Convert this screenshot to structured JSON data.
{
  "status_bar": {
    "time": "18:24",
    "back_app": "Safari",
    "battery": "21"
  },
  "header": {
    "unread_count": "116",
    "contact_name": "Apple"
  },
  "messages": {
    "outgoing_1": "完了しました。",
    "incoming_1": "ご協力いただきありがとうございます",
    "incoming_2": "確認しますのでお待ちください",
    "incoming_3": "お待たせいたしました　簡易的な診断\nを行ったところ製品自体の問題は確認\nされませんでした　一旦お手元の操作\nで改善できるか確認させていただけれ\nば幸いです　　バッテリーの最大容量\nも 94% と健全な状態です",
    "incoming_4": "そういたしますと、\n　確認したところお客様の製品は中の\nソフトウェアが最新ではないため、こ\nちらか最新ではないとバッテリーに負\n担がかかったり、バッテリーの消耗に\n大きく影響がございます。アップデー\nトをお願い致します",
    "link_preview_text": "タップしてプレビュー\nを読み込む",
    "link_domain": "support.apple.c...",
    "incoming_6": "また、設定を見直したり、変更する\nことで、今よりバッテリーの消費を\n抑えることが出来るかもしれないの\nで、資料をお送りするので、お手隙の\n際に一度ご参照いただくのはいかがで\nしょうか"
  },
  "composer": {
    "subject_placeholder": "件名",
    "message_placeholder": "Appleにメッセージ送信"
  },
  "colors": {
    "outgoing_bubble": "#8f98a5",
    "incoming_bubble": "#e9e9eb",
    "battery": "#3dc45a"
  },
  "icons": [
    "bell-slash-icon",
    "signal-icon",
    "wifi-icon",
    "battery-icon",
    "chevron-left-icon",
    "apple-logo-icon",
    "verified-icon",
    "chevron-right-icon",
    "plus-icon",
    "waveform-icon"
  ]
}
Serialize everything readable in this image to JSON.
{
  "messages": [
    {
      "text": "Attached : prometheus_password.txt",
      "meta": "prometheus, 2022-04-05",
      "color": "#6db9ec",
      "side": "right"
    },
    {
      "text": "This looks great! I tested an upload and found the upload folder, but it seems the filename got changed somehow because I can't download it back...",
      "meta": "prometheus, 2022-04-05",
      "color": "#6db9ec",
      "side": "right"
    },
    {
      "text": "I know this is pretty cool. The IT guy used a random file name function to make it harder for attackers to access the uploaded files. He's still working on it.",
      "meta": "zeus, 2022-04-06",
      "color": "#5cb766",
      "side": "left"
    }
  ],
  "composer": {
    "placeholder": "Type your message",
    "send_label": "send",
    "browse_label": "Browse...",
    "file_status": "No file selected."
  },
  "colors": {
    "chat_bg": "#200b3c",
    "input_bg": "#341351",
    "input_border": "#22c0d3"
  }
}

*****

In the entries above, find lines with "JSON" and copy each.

Convert this screenshot to structured JSON data.
Serialize everything readable in this image to JSON.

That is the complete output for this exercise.